### Data provided
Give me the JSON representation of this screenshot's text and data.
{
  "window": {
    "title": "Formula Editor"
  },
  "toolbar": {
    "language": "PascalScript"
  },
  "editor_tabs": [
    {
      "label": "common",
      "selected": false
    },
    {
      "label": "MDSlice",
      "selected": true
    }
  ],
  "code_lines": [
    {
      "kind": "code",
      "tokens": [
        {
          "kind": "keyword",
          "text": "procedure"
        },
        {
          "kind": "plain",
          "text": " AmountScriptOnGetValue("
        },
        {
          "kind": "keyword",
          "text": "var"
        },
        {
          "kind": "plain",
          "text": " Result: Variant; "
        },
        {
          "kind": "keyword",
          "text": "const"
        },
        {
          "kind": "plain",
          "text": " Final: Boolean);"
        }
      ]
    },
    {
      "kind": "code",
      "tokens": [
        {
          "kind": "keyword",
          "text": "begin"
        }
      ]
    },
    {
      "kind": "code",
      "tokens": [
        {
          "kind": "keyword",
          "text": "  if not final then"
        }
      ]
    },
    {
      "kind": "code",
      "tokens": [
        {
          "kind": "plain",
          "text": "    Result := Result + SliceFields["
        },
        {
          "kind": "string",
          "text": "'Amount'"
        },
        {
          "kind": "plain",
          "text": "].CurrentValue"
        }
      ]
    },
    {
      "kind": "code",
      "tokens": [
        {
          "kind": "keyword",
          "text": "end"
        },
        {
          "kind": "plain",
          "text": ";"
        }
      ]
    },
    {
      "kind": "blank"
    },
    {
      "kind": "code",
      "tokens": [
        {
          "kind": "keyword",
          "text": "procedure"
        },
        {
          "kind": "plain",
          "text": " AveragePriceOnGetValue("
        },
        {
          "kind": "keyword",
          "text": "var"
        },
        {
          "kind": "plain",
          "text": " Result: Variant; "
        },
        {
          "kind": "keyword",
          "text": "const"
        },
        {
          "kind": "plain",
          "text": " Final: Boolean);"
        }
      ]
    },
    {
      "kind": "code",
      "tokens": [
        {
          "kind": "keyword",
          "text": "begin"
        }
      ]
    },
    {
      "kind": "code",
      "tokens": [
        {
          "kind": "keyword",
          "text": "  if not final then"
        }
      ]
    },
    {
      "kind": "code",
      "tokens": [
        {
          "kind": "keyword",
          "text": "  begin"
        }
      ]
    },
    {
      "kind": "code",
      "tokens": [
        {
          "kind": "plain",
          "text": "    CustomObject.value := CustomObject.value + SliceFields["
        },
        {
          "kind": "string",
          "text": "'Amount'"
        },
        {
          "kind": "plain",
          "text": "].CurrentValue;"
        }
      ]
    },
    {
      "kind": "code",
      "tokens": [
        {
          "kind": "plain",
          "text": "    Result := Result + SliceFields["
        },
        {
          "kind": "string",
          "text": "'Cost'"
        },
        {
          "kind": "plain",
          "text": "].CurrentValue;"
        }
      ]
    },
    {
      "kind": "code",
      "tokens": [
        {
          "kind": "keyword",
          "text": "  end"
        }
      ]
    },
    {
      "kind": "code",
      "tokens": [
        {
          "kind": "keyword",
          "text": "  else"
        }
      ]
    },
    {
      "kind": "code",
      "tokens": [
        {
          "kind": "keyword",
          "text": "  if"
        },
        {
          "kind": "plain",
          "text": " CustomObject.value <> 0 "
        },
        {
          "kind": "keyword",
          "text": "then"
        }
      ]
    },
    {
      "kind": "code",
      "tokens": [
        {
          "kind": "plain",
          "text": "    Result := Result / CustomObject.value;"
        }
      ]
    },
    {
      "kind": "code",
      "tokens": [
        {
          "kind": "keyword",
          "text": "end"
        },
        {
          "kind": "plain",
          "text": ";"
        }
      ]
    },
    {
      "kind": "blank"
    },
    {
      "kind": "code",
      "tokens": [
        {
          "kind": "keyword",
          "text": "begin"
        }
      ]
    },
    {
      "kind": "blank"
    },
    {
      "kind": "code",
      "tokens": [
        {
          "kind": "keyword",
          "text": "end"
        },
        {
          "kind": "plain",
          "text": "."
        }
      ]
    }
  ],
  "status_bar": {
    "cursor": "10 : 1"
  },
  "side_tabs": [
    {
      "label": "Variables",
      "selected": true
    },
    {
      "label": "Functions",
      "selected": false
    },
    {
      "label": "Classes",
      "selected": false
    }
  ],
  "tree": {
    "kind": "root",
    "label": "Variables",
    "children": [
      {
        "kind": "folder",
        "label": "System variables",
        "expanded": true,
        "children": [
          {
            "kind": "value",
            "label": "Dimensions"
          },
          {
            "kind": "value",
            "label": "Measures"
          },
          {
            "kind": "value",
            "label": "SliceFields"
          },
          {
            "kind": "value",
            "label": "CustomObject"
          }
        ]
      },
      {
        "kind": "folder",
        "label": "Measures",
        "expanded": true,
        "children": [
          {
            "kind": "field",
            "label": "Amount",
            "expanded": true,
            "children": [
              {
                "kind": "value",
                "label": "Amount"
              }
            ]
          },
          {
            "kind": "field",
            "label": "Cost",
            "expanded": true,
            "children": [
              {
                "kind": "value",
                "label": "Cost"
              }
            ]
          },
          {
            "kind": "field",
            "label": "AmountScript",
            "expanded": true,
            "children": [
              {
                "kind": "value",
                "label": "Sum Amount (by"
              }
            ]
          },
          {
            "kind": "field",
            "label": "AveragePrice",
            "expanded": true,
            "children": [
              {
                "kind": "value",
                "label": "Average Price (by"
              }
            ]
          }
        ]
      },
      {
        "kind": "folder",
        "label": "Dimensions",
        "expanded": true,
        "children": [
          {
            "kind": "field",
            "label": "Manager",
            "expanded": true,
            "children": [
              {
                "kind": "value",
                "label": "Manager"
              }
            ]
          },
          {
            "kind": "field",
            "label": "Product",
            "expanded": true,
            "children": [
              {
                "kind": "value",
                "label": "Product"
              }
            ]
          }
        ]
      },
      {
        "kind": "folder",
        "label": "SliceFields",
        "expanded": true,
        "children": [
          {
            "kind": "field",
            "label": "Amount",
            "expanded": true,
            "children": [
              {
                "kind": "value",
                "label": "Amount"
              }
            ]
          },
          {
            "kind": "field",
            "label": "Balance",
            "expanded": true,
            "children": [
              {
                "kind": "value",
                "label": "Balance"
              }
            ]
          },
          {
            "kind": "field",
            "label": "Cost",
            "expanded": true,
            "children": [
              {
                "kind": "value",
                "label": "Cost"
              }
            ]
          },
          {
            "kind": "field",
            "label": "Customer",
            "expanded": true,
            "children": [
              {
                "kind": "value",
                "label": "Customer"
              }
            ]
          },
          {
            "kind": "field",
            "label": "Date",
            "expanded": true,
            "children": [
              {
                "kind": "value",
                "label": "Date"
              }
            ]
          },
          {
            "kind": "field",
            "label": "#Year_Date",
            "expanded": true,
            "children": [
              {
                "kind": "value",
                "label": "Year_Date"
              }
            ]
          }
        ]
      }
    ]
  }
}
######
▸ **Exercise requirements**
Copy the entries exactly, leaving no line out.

▸ **Expected answer**
Give me the JSON representation of this screenshot's text and data.
{
  "window": {
    "title": "Formula Editor"
  },
  "toolbar": {
    "language": "PascalScript"
  },
  "editor_tabs": [
    {
      "label": "common",
      "selected": false
    },
    {
      "label": "MDSlice",
      "selected": true
    }
  ],
  "code_lines": [
    {
      "kind": "code",
      "tokens": [
        {
          "kind": "keyword",
          "text": "procedure"
        },
        {
          "kind": "plain",
          "text": " AmountScriptOnGetValue("
        },
        {
          "kind": "keyword",
          "text": "var"
        },
        {
          "kind": "plain",
          "text": " Result: Variant; "
        },
        {
          "kind": "keyword",
          "text": "const"
        },
        {
          "kind": "plain",
          "text": " Final: Boolean);"
        }
      ]
    },
    {
      "kind": "code",
      "tokens": [
        {
          "kind": "keyword",
          "text": "begin"
        }
      ]
    },
    {
      "kind": "code",
      "tokens": [
        {
          "kind": "keyword",
          "text": "  if not final then"
        }
      ]
    },
    {
      "kind": "code",
      "tokens": [
        {
          "kind": "plain",
          "text": "    Result := Result + SliceFields["
        },
        {
          "kind": "string",
          "text": "'Amount'"
        },
        {
          "kind": "plain",
          "text": "].CurrentValue"
        }
      ]
    },
    {
      "kind": "code",
      "tokens": [
        {
          "kind": "keyword",
          "text": "end"
        },
        {
          "kind": "plain",
          "text": ";"
        }
      ]
    },
    {
      "kind": "blank"
    },
    {
      "kind": "code",
      "tokens": [
        {
          "kind": "keyword",
          "text": "procedure"
        },
        {
          "kind": "plain",
          "text": " AveragePriceOnGetValue("
        },
        {
          "kind": "keyword",
          "text": "var"
        },
        {
          "kind": "plain",
          "text": " Result: Variant; "
        },
        {
          "kind": "keyword",
          "text": "const"
        },
        {
          "kind": "plain",
          "text": " Final: Boolean);"
        }
      ]
    },
    {
      "kind": "code",
      "tokens": [
        {
          "kind": "keyword",
          "text": "begin"
        }
      ]
    },
    {
      "kind": "code",
      "tokens": [
        {
          "kind": "keyword",
          "text": "  if not final then"
        }
      ]
    },
    {
      "kind": "code",
      "tokens": [
        {
          "kind": "keyword",
          "text": "  begin"
        }
      ]
    },
    {
      "kind": "code",
      "tokens": [
        {
          "kind": "plain",
          "text": "    CustomObject.value := CustomObject.value + SliceFields["
        },
        {
          "kind": "string",
          "text": "'Amount'"
        },
        {
          "kind": "plain",
          "text": "].CurrentValue;"
        }
      ]
    },
    {
      "kind": "code",
      "tokens": [
        {
          "kind": "plain",
          "text": "    Result := Result + SliceFields["
        },
        {
          "kind": "string",
          "text": "'Cost'"
        },
        {
          "kind": "plain",
          "text": "].CurrentValue;"
        }
      ]
    },
    {
      "kind": "code",
      "tokens": [
        {
          "kind": "keyword",
          "text": "  end"
        }
      ]
    },
    {
      "kind": "code",
      "tokens": [
        {
          "kind": "keyword",
          "text": "  else"
        }
      ]
    },
    {
      "kind": "code",
      "tokens": [
        {
          "kind": "keyword",
          "text": "  if"
        },
        {
          "kind": "plain",
          "text": " CustomObject.value <> 0 "
        },
        {
          "kind": "keyword",
          "text": "then"
        }
      ]
    },
    {
      "kind": "code",
      "tokens": [
        {
          "kind": "plain",
          "text": "    Result := Result / CustomObject.value;"
        }
      ]
    },
    {
      "kind": "code",
      "tokens": [
        {
          "kind": "keyword",
          "text": "end"
        },
        {
          "kind": "plain",
          "text": ";"
        }
      ]
    },
    {
      "kind": "blank"
    },
    {
      "kind": "code",
      "tokens": [
        {
          "kind": "keyword",
          "text": "begin"
        }
      ]
    },
    {
      "kind": "blank"
    },
    {
      "kind": "code",
      "tokens": [
        {
          "kind": "keyword",
          "text": "end"
        },
        {
          "kind": "plain",
          "text": "."
        }
      ]
    }
  ],
  "status_bar": {
    "cursor": "10 : 1"
  },
  "side_tabs": [
    {
      "label": "Variables",
      "selected": true
    },
    {
      "label": "Functions",
      "selected": false
    },
    {
      "label": "Classes",
      "selected": false
    }
  ],
  "tree": {
    "kind": "root",
    "label": "Variables",
    "children": [
      {
        "kind": "folder",
        "label": "System variables",
        "expanded": true,
        "children": [
          {
            "kind": "value",
            "label": "Dimensions"
          },
          {
            "kind": "value",
            "label": "Measures"
          },
          {
            "kind": "value",
            "label": "SliceFields"
          },
          {
            "kind": "value",
            "label": "CustomObject"
          }
        ]
      },
      {
        "kind": "folder",
        "label": "Measures",
        "expanded": true,
        "children": [
          {
            "kind": "field",
            "label": "Amount",
            "expanded": true,
            "children": [
              {
                "kind": "value",
                "label": "Amount"
              }
            ]
          },
          {
            "kind": "field",
            "label": "Cost",
            "expanded": true,
            "children": [
              {
                "kind": "value",
                "label": "Cost"
              }
            ]
          },
          {
            "kind": "field",
            "label": "AmountScript",
            "expanded": true,
            "children": [
              {
                "kind": "value",
                "label": "Sum Amount (by"
              }
            ]
          },
          {
            "kind": "field",
            "label": "AveragePrice",
            "expanded": true,
            "children": [
              {
                "kind": "value",
                "label": "Average Price (by"
              }
            ]
          }
        ]
      },
      {
        "kind": "folder",
        "label": "Dimensions",
        "expanded": true,
        "children": [
          {
            "kind": "field",
            "label": "Manager",
            "expanded": true,
            "children": [
              {
                "kind": "value",
                "label": "Manager"
              }
            ]
          },
          {
            "kind": "field",
            "label": "Product",
            "expanded": true,
            "children": [
              {
                "kind": "value",
                "label": "Product"
              }
            ]
          }
        ]
      },
      {
        "kind": "folder",
        "label": "SliceFields",
        "expanded": true,
        "children": [
          {
            "kind": "field",
            "label": "Amount",
            "expanded": true,
            "children": [
              {
                "kind": "value",
                "label": "Amount"
              }
            ]
          },
          {
            "kind": "field",
            "label": "Balance",
            "expanded": true,
            "children": [
              {
                "kind": "value",
                "label": "Balance"
              }
            ]
          },
          {
            "kind": "field",
            "label": "Cost",
            "expanded": true,
            "children": [
              {
                "kind": "value",
                "label": "Cost"
              }
            ]
          },
          {
            "kind": "field",
            "label": "Customer",
            "expanded": true,
            "children": [
              {
                "kind": "value",
                "label": "Customer"
              }
            ]
          },
          {
            "kind": "field",
            "label": "Date",
            "expanded": true,
            "children": [
              {
                "kind": "value",
                "label": "Date"
              }
            ]
          },
          {
            "kind": "field",
            "label": "#Year_Date",
            "expanded": true,
            "children": [
              {
                "kind": "value",
                "label": "Year_Date"
              }
            ]
          }
        ]
      }
    ]
  }
}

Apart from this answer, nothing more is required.